Passage, Cuban art in Vancouver
If you look through the window of the Access Gallery, you see a vast dark sea. You will find yourself…
If you look through the window of the Access Gallery, you see a vast dark sea. You will find yourself swimming alone in the middle of the night. Similar to the experience that many people shared as they escaped from Cuba. They are called Balseros people who leave Cuba on fragile rafts risking their life in the middle of the ocean.
is an installation created by Cuban artist Osvaldo Yero. The window of the gallery is painted black on the inside. From the outside, you can see a slash of paint that works as a peephole.
If you get really close to the slot, you can see a flash light that flows across the darkened room. The beams of light reveal what it seems to be a school of fish but actually is a cluster of knife blades. The light disappears after a few seconds and there you are again, in the middle of the darkness of the ocean.
The installation plays with the light in the gallery. You can only see it from the outside. Passage creates the feel of solitude from the street.
Yero evokes the journey of Cubans, but also of all the immigrants that arrive to a new country.

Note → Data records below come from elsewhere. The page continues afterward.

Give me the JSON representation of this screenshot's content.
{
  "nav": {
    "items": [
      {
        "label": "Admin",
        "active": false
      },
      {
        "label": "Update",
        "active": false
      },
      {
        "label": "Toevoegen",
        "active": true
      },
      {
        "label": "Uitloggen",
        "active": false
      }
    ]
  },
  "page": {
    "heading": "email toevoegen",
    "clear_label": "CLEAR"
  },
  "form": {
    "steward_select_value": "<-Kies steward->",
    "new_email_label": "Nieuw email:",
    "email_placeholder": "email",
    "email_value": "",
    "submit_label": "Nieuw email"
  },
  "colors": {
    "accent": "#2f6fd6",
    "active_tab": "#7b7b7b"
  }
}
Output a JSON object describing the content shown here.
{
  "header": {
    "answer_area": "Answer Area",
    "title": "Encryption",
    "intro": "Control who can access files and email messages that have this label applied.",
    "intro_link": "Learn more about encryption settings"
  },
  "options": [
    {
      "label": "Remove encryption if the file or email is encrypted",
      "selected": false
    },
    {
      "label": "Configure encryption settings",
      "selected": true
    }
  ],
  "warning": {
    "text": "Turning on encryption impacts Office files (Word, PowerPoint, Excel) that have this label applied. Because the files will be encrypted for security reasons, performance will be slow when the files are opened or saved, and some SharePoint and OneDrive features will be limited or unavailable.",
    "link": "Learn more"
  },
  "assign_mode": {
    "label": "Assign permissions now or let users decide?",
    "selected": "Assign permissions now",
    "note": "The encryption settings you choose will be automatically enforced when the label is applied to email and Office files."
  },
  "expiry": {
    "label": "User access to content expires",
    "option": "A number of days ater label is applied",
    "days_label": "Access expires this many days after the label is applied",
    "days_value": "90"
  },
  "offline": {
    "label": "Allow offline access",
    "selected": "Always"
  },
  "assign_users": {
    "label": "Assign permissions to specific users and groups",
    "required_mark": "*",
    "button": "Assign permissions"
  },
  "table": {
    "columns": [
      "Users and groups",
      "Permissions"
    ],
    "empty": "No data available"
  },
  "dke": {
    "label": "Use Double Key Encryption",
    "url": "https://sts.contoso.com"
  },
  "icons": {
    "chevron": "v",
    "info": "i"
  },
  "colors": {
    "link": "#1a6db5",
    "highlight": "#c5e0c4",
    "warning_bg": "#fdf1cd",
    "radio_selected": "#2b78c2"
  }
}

In just a couple of seconds, he represents the dangers and problems that immigrants need to overcome in order to start a new life. He knows what he is talking about, in 1997 he immigrated to Canada. His family is still in Cuba where he often visits.
Access Gallery is located on 206 Carrall Street. The installation is presented as part of Bright Light, a temporary public art project that includes 14 galleries in Vancouver´s Downtown Eastside. Most of the works are free and will be open to the public until March 21. You can visit the gallery or take a tour which includes visit to almost all the Bright Light works offered by The Miss Guides , an urban walking group.
Increíble la visión de la vida latina. Mis felicitaciones para este artículo.